Firefly Aerospace’s Alpha rocket ready for first launch
COLORADO SPRINGS – Firefly Aerospace is set to make its first orbital launch attempt next week as the company balances a transition to operations with plans to develop new rockets and spacecraft.
Firefly announced on August 19 that it had set a date of September 2 for the first launch of its Alpha rocket from Vandenberg Space Force base in California. The announcement came a day after the small pitcher successfully completed a 15-second static firing test on the Vandenberg platform.
In an interview at the 36th Space Symposium here on August 24, Tom Markusic, Managing Director of Firefly, said the only step left before the planned launch was to finalize the documents. “The static fire test was perfect,” he said. “If we had let the rocket go, it would have flown. All the data is superb.
The company has extensively tested this rocket, including nearly 20 hot fire tests. “This vehicle has definitely been put to the test,” he said. “We are ready to go. “
The rocket could have been ready sooner without the delayed delivery of a necessary component to its flight termination system. Markusic declined to identify the specific component or its supplier, but said it was one of the few major components that the company had not developed in-house.

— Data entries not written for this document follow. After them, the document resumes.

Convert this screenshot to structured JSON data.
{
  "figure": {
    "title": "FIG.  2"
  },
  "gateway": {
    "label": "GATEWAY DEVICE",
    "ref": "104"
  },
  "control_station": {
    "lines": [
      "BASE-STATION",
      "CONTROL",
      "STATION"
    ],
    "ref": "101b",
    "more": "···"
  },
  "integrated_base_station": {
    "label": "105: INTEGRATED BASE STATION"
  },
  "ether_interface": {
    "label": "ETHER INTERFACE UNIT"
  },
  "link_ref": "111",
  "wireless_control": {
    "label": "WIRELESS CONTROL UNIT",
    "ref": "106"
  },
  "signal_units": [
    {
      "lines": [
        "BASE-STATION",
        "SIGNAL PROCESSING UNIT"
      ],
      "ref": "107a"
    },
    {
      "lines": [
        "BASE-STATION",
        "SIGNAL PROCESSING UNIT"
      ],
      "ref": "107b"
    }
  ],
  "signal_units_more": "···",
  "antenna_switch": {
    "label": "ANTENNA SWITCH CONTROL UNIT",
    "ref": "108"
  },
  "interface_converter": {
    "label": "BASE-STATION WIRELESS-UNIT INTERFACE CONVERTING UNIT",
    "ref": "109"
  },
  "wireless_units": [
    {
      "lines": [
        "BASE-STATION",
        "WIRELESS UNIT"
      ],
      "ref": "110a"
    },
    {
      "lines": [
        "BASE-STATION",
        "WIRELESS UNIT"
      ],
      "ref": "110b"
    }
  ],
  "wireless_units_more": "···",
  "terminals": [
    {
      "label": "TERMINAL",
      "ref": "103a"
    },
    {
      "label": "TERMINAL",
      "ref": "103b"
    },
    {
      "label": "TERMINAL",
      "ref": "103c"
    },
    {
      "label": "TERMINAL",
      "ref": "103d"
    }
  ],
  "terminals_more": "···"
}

“The supplier was unable to get the components qualified and delivered on time,” he said. “We are a year behind on this flight termination system. “

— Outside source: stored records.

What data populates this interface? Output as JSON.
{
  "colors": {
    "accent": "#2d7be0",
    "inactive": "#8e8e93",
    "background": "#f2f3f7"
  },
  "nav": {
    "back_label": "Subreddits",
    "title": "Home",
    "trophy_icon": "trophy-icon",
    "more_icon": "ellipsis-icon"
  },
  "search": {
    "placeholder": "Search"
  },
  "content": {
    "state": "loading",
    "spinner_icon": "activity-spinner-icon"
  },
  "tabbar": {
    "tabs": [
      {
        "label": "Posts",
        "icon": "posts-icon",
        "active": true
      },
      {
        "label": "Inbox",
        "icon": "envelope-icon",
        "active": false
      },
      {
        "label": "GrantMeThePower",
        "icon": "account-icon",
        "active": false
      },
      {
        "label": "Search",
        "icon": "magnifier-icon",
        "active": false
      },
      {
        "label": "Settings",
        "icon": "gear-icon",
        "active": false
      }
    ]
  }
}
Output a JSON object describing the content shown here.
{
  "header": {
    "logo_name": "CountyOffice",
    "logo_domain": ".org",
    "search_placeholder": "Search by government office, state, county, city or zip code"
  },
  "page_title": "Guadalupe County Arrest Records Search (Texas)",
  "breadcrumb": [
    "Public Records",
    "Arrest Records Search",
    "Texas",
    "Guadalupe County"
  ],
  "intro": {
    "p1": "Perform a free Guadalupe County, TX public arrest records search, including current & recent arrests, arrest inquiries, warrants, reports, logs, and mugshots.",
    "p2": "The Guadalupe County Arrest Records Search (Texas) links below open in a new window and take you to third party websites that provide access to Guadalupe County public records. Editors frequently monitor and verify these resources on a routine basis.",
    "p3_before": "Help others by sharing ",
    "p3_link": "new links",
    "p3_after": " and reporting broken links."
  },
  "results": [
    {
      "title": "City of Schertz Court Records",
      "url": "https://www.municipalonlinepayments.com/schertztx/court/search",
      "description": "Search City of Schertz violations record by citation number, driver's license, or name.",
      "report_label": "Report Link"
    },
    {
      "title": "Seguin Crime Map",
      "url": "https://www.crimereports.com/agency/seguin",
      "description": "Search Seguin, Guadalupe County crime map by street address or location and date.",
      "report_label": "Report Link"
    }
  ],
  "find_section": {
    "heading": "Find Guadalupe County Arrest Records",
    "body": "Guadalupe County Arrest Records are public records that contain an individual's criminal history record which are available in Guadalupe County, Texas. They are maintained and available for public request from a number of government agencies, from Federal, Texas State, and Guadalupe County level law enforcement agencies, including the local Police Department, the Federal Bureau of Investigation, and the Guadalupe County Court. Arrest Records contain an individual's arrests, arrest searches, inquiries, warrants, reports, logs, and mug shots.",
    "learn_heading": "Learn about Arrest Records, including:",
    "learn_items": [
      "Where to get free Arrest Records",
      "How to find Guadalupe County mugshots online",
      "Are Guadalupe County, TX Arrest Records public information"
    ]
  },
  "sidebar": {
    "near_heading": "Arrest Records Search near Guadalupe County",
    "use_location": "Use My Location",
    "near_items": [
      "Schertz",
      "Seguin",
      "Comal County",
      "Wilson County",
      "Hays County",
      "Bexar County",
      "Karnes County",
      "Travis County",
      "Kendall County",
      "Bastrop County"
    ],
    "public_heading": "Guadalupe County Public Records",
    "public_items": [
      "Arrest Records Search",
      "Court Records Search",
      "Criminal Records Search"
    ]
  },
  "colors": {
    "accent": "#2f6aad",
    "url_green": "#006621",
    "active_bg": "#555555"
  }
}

Alpha’s inaugural launch will carry a payload called the Research and Education Acceleration Mission (DREAM), a Firefly initiative to provide a free launch for academic and other private payloads. The launch will also test components of an orbital transfer vehicle the company is developing, called the Space Utility Vehicle.
If the first launch is successful, Markusic said a second Alpha will be ready to launch as early as December with a commercial payload. However, he acknowledged that the first launch of a new vehicle carries a higher risk of failure.
“It is not uncommon to have an anomaly on the first flight and then, depending on the severity of the anomaly, it can take several weeks to several months” to correct the problem, he said. “Alpha is a fairly straightforward rocket design, so whatever problem we may have, we believe it’s something that can be fixed relatively quickly.”
A successful launch would create a different set of challenges as Firefly moves from development to operations. “The transition from R&D to production is going to be very difficult,” said Markusic.
Firefly announced on August 17 that it has hired a new COO, Lauren Lyons, who previously worked at SpaceX and Blue Origin. “It will focus on building the infrastructure and the ability to move to full-scale production while maintaining and expanding this core hardware development capability for new vehicles,” he said. declared. “You have to have both. “
Markusic said he will focus more on developing new vehicles, including a mid-class launcher called Beta as well as the Space Utility Vehicle and the Blue Ghost lunar lander. He said Firefly recently completed a concept design for Beta, which the company plans to develop over the next three years.
Firefly is also entering the components business, starting by offering the engines it developed for Alpha to other customers. Markusic said Firefly has a contract to deliver around 50 engines to an unidentified company developing its own launcher.
It’s a break from the approach most companies have taken to be as vertically integrated as possible. “If you really want to achieve economies of scale, the more you can earn, the better,” he said.
This component business will extend to other items, such as composite overpack pressure vessels. “We have bigger aspirations to have a large-scale presence in e-commerce,” he said. “The dream is to point and click and have a rocket engine the next day.”